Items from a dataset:
================================
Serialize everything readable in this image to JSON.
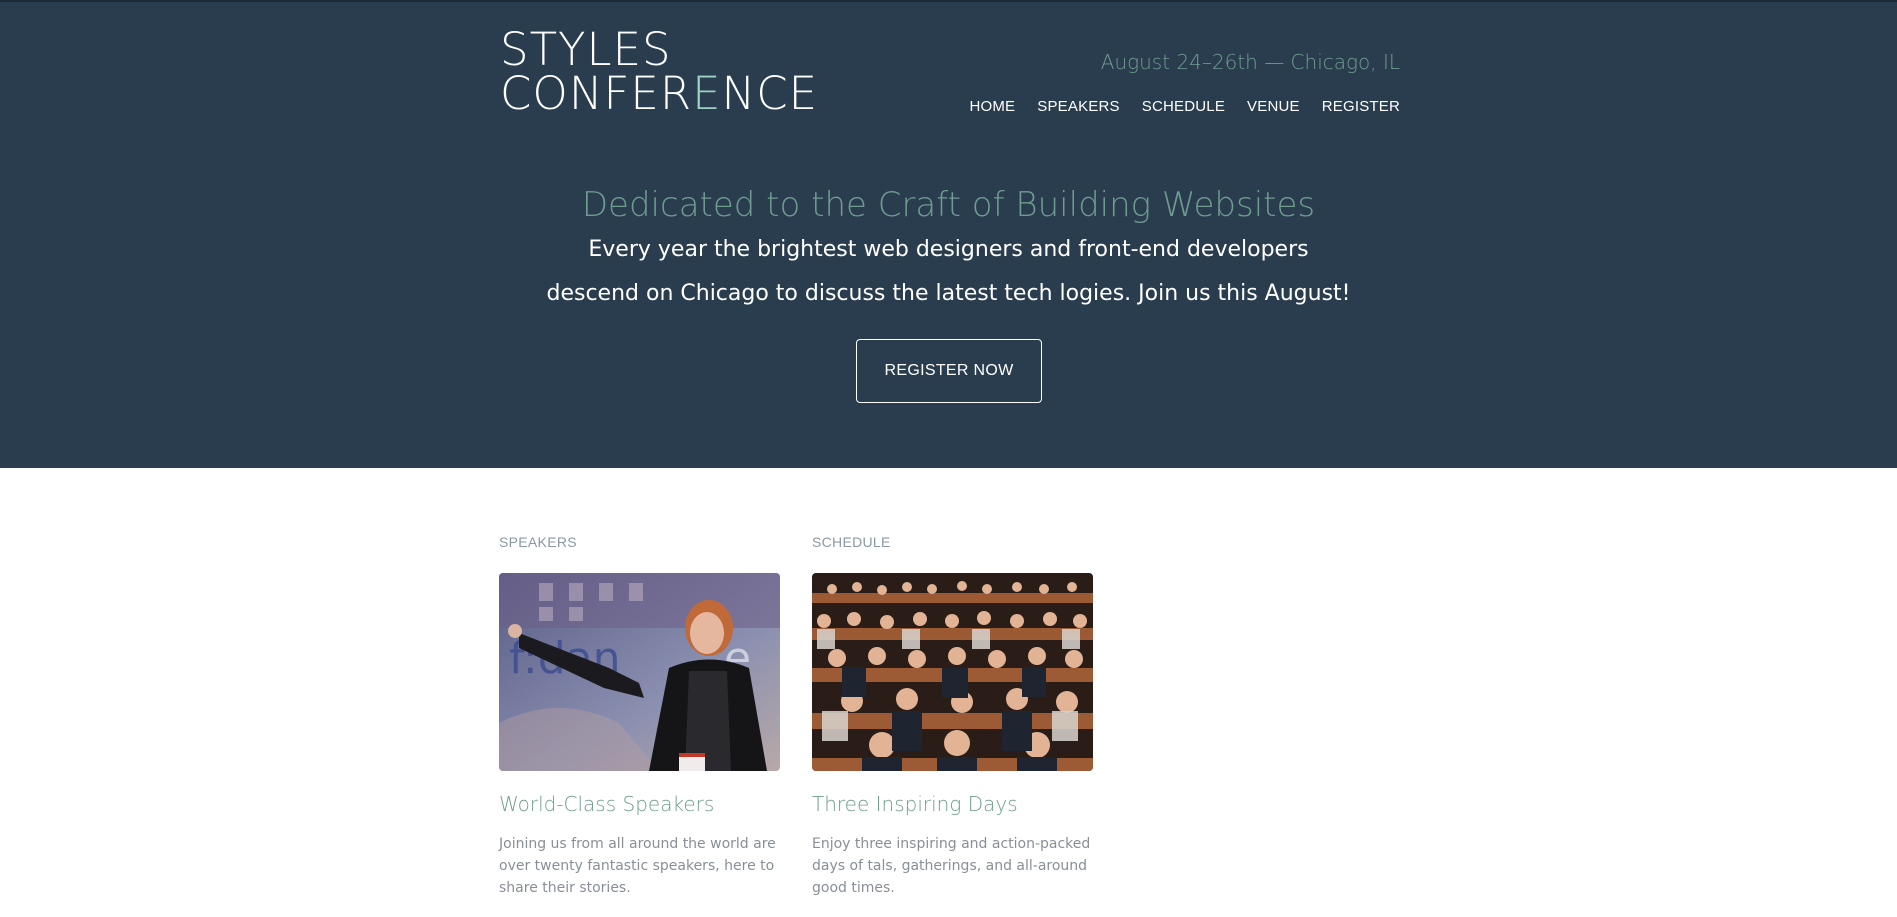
{
  "header": {
    "logo_line1": "STYLES",
    "logo_line2_a": "CONFER",
    "logo_line2_b": "E",
    "logo_line2_c": "NCE",
    "dates": "August 24–26th — Chicago, IL",
    "nav": [
      "HOME",
      "SPEAKERS",
      "SCHEDULE",
      "VENUE",
      "REGISTER"
    ]
  },
  "hero": {
    "tagline": "Dedicated to the Craft of Building Websites",
    "lead": "Every year the brightest web designers and front-end developers descend on Chicago to discuss the latest tech logies. Join us this August!",
    "cta": "REGISTER NOW"
  },
  "sections": [
    {
      "kicker": "SPEAKERS",
      "title": "World-Class Speakers",
      "text": "Joining us from all around the world are over twenty fantastic speakers, here to share their stories.",
      "image_label": "speaker-photo"
    },
    {
      "kicker": "SCHEDULE",
      "title": "Three Inspiring Days",
      "text": "Enjoy three inspiring and action-packed days of tals, gatherings, and all-around good times.",
      "image_label": "audience-photo"
    }
  ],
  "colors": {
    "hero_bg": "#2a3d4f",
    "accent": "#6e9c8f",
    "text_muted": "#888f96"
  }
}
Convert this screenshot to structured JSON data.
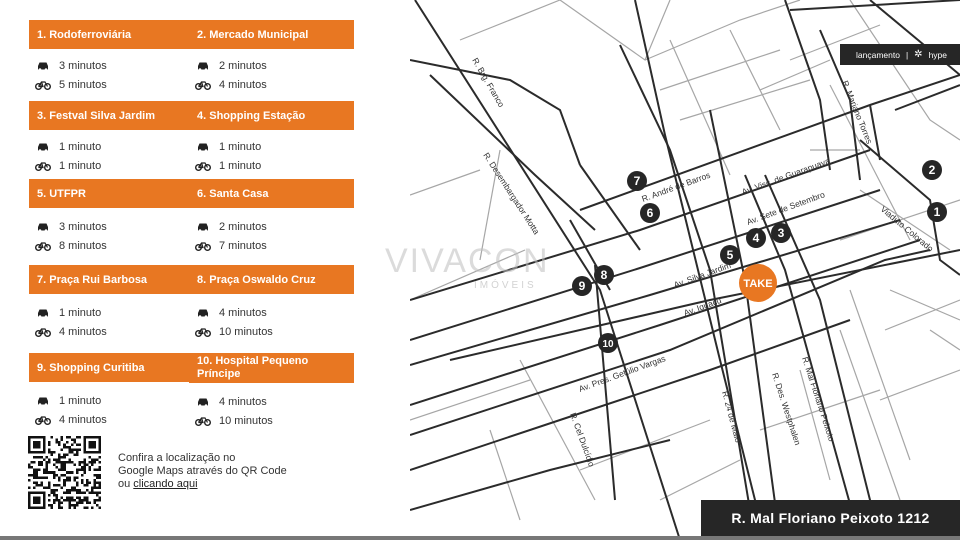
{
  "cards": [
    {
      "title": "1. Rodoferroviária",
      "car": "3 minutos",
      "bike": "5 minutos"
    },
    {
      "title": "2. Mercado Municipal",
      "car": "2 minutos",
      "bike": "4 minutos"
    },
    {
      "title": "3. Festval Silva Jardim",
      "car": "1 minuto",
      "bike": "1 minuto"
    },
    {
      "title": "4. Shopping Estação",
      "car": "1 minuto",
      "bike": "1 minuto"
    },
    {
      "title": "5. UTFPR",
      "car": "3 minutos",
      "bike": "8 minutos"
    },
    {
      "title": "6. Santa Casa",
      "car": "2 minutos",
      "bike": "7 minutos"
    },
    {
      "title": "7. Praça Rui Barbosa",
      "car": "1 minuto",
      "bike": "4 minutos"
    },
    {
      "title": "8. Praça Oswaldo Cruz",
      "car": "4 minutos",
      "bike": "10 minutos"
    },
    {
      "title": "9. Shopping Curitiba",
      "car": "1 minuto",
      "bike": "4 minutos"
    },
    {
      "title": "10. Hospital Pequeno Príncipe",
      "car": "4 minutos",
      "bike": "10 minutos"
    }
  ],
  "qr": {
    "line1": "Confira a localização no",
    "line2": "Google Maps através do QR Code",
    "line3_prefix": "ou ",
    "link": "clicando aqui"
  },
  "header": {
    "launch": "lançamento",
    "sep": "|",
    "brand": "hype"
  },
  "address": "R. Mal Floriano Peixoto 1212",
  "watermark": {
    "main": "VIVACON",
    "sub": "IMÓVEIS"
  },
  "map_marker": "TAKE",
  "pins": [
    "1",
    "2",
    "3",
    "4",
    "5",
    "6",
    "7",
    "8",
    "9",
    "10"
  ],
  "streets": {
    "brig_franco": "R. Brg. Franco",
    "desemb_motta": "R. Desembargador Motta",
    "andre_barros": "R. André de Barros",
    "visc_guarapuava": "Av. Visc. de Guarapuava",
    "sete_setembro": "Av. Sete de Setembro",
    "silva_jardim": "Av. Silva Jardim",
    "iguacu": "Av. Iguaçu",
    "getulio_vargas": "Av. Pres. Getúlio Vargas",
    "cel_dulcidio": "R. Cel Dulcídio",
    "vinte_quatro_maio": "R. 24 de Maio",
    "des_westphalen": "R. Des. Westphalen",
    "mal_floriano": "R. Mal Floriano Peixoto",
    "mariano_torres": "R. Mariano Torres",
    "viaduto_colorado": "Viaduto Colorado"
  },
  "colors": {
    "accent": "#e87722",
    "dark": "#262626",
    "road": "#2b2b2b",
    "road_light": "#9a9a9a"
  }
}
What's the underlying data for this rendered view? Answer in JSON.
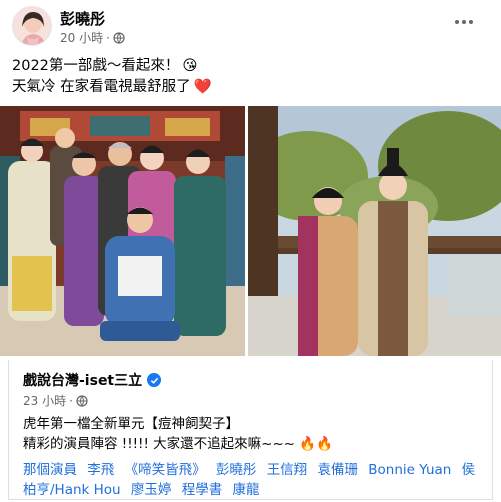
{
  "post": {
    "author": "彭曉彤",
    "time": "20 小時",
    "line1": "2022第一部戲～看起來！",
    "line1_emoji": "😘",
    "line2": "天氣冷 在家看電視最舒服了",
    "line2_emoji": "❤️"
  },
  "shared": {
    "page_name": "戲說台灣-iset三立",
    "time": "23 小時",
    "line1": "虎年第一檔全新單元【痘神飼契子】",
    "line2": "精彩的演員陣容 !!!!! 大家還不追起來嘛~~~",
    "line2_emoji": "🔥🔥",
    "tags": [
      "那個演員",
      "李飛",
      "《啼笑皆飛》",
      "彭曉彤",
      "王信翔",
      "袁備珊",
      "Bonnie Yuan",
      "侯柏亨/Hank Hou",
      "廖玉婷",
      "程學書",
      "康龍"
    ]
  },
  "icons": {
    "globe": "globe-icon",
    "more": "more-options-icon",
    "verified": "verified-badge-icon"
  },
  "colors": {
    "link": "#216fdb",
    "meta": "#65676b",
    "verified": "#1877f2"
  }
}
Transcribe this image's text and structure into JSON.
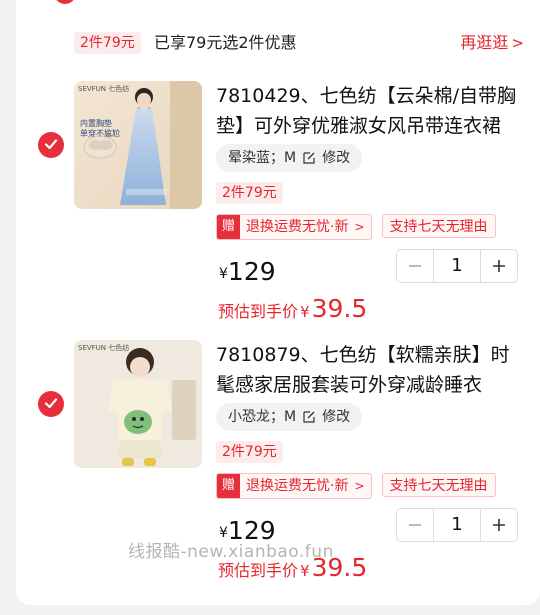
{
  "promo": {
    "tag": "2件79元",
    "text": "已享79元选2件优惠",
    "more": "再逛逛"
  },
  "items": [
    {
      "brand": "SEVFUN 七色纺",
      "thumb_caption": "内置胸垫\n单穿不尴尬",
      "title": "7810429、七色纺【云朵棉/自带胸垫】可外穿优雅淑女风吊带连衣裙",
      "spec": "晕染蓝；M",
      "edit": "修改",
      "deal": "2件79元",
      "gift_mark": "赠",
      "gift_text": "退换运费无忧·新",
      "badge2": "支持七天无理由",
      "currency": "¥",
      "price": "129",
      "quantity": "1",
      "est_label": "预估到手价",
      "est_price": "39.5"
    },
    {
      "brand": "SEVFUN 七色纺",
      "title": "7810879、七色纺【软糯亲肤】时髦感家居服套装可外穿减龄睡衣",
      "spec": "小恐龙；M",
      "edit": "修改",
      "deal": "2件79元",
      "gift_mark": "赠",
      "gift_text": "退换运费无忧·新",
      "badge2": "支持七天无理由",
      "currency": "¥",
      "price": "129",
      "quantity": "1",
      "est_label": "预估到手价",
      "est_price": "39.5"
    }
  ],
  "watermark": "线报酷-new.xianbao.fun",
  "colors": {
    "accent": "#e62e3c",
    "tag_bg": "#fdecec"
  }
}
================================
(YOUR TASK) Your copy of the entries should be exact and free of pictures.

(OUTPUT)
Serialize everything readable in this image to JSON.
{
  "header": {
    "logo_line1": "STYLES",
    "logo_line2_a": "CONFER",
    "logo_line2_b": "E",
    "logo_line2_c": "NCE",
    "dates": "August 24–26th — Chicago, IL",
    "nav": [
      "HOME",
      "SPEAKERS",
      "SCHEDULE",
      "VENUE",
      "REGISTER"
    ]
  },
  "hero": {
    "tagline": "Dedicated to the Craft of Building Websites",
    "lead": "Every year the brightest web designers and front-end developers descend on Chicago to discuss the latest tech logies. Join us this August!",
    "cta": "REGISTER NOW"
  },
  "sections": [
    {
      "kicker": "SPEAKERS",
      "title": "World-Class Speakers",
      "text": "Joining us from all around the world are over twenty fantastic speakers, here to share their stories.",
      "image_label": "speaker-photo"
    },
    {
      "kicker": "SCHEDULE",
      "title": "Three Inspiring Days",
      "text": "Enjoy three inspiring and action-packed days of tals, gatherings, and all-around good times.",
      "image_label": "audience-photo"
    }
  ],
  "colors": {
    "hero_bg": "#2a3d4f",
    "accent": "#6e9c8f",
    "text_muted": "#888f96"
  }
}
Convert this screenshot to structured JSON data.
{
  "cards": [
    {
      "title": "1. Rodoferroviária",
      "car": "3 minutos",
      "bike": "5 minutos"
    },
    {
      "title": "2. Mercado Municipal",
      "car": "2 minutos",
      "bike": "4 minutos"
    },
    {
      "title": "3. Festval Silva Jardim",
      "car": "1 minuto",
      "bike": "1 minuto"
    },
    {
      "title": "4. Shopping Estação",
      "car": "1 minuto",
      "bike": "1 minuto"
    },
    {
      "title": "5. UTFPR",
      "car": "3 minutos",
      "bike": "8 minutos"
    },
    {
      "title": "6. Santa Casa",
      "car": "2 minutos",
      "bike": "7 minutos"
    },
    {
      "title": "7. Praça Rui Barbosa",
      "car": "1 minuto",
      "bike": "4 minutos"
    },
    {
      "title": "8. Praça Oswaldo Cruz",
      "car": "4 minutos",
      "bike": "10 minutos"
    },
    {
      "title": "9. Shopping Curitiba",
      "car": "1 minuto",
      "bike": "4 minutos"
    },
    {
      "title": "10. Hospital Pequeno Príncipe",
      "car": "4 minutos",
      "bike": "10 minutos"
    }
  ],
  "qr": {
    "line1": "Confira a localização no",
    "line2": "Google Maps através do QR Code",
    "line3_prefix": "ou ",
    "link": "clicando aqui"
  },
  "header": {
    "launch": "lançamento",
    "sep": "|",
    "brand": "hype"
  },
  "address": "R. Mal Floriano Peixoto 1212",
  "watermark": {
    "main": "VIVACON",
    "sub": "IMÓVEIS"
  },
  "map_marker": "TAKE",
  "pins": [
    "1",
    "2",
    "3",
    "4",
    "5",
    "6",
    "7",
    "8",
    "9",
    "10"
  ],
  "streets": {
    "brig_franco": "R. Brg. Franco",
    "desemb_motta": "R. Desembargador Motta",
    "andre_barros": "R. André de Barros",
    "visc_guarapuava": "Av. Visc. de Guarapuava",
    "sete_setembro": "Av. Sete de Setembro",
    "silva_jardim": "Av. Silva Jardim",
    "iguacu": "Av. Iguaçu",
    "getulio_vargas": "Av. Pres. Getúlio Vargas",
    "cel_dulcidio": "R. Cel Dulcídio",
    "vinte_quatro_maio": "R. 24 de Maio",
    "des_westphalen": "R. Des. Westphalen",
    "mal_floriano": "R. Mal Floriano Peixoto",
    "mariano_torres": "R. Mariano Torres",
    "viaduto_colorado": "Viaduto Colorado"
  },
  "colors": {
    "accent": "#e87722",
    "dark": "#262626",
    "road": "#2b2b2b",
    "road_light": "#9a9a9a"
  }
}
What's the underlying data for this rendered view? Answer in JSON.
{
  "post": {
    "author": "彭曉彤",
    "time": "20 小時",
    "line1": "2022第一部戲～看起來！",
    "line1_emoji": "😘",
    "line2": "天氣冷 在家看電視最舒服了",
    "line2_emoji": "❤️"
  },
  "shared": {
    "page_name": "戲說台灣-iset三立",
    "time": "23 小時",
    "line1": "虎年第一檔全新單元【痘神飼契子】",
    "line2": "精彩的演員陣容 !!!!! 大家還不追起來嘛~~~",
    "line2_emoji": "🔥🔥",
    "tags": [
      "那個演員",
      "李飛",
      "《啼笑皆飛》",
      "彭曉彤",
      "王信翔",
      "袁備珊",
      "Bonnie Yuan",
      "侯柏亨/Hank Hou",
      "廖玉婷",
      "程學書",
      "康龍"
    ]
  },
  "icons": {
    "globe": "globe-icon",
    "more": "more-options-icon",
    "verified": "verified-badge-icon"
  },
  "colors": {
    "link": "#216fdb",
    "meta": "#65676b",
    "verified": "#1877f2"
  }
}
Transcribe this image's text and structure into JSON.
{
  "promo": {
    "tag": "2件79元",
    "text": "已享79元选2件优惠",
    "more": "再逛逛"
  },
  "items": [
    {
      "brand": "SEVFUN 七色纺",
      "thumb_caption": "内置胸垫\n单穿不尴尬",
      "title": "7810429、七色纺【云朵棉/自带胸垫】可外穿优雅淑女风吊带连衣裙",
      "spec": "晕染蓝；M",
      "edit": "修改",
      "deal": "2件79元",
      "gift_mark": "赠",
      "gift_text": "退换运费无忧·新",
      "badge2": "支持七天无理由",
      "currency": "¥",
      "price": "129",
      "quantity": "1",
      "est_label": "预估到手价",
      "est_price": "39.5"
    },
    {
      "brand": "SEVFUN 七色纺",
      "title": "7810879、七色纺【软糯亲肤】时髦感家居服套装可外穿减龄睡衣",
      "spec": "小恐龙；M",
      "edit": "修改",
      "deal": "2件79元",
      "gift_mark": "赠",
      "gift_text": "退换运费无忧·新",
      "badge2": "支持七天无理由",
      "currency": "¥",
      "price": "129",
      "quantity": "1",
      "est_label": "预估到手价",
      "est_price": "39.5"
    }
  ],
  "watermark": "线报酷-new.xianbao.fun",
  "colors": {
    "accent": "#e62e3c",
    "tag_bg": "#fdecec"
  }
}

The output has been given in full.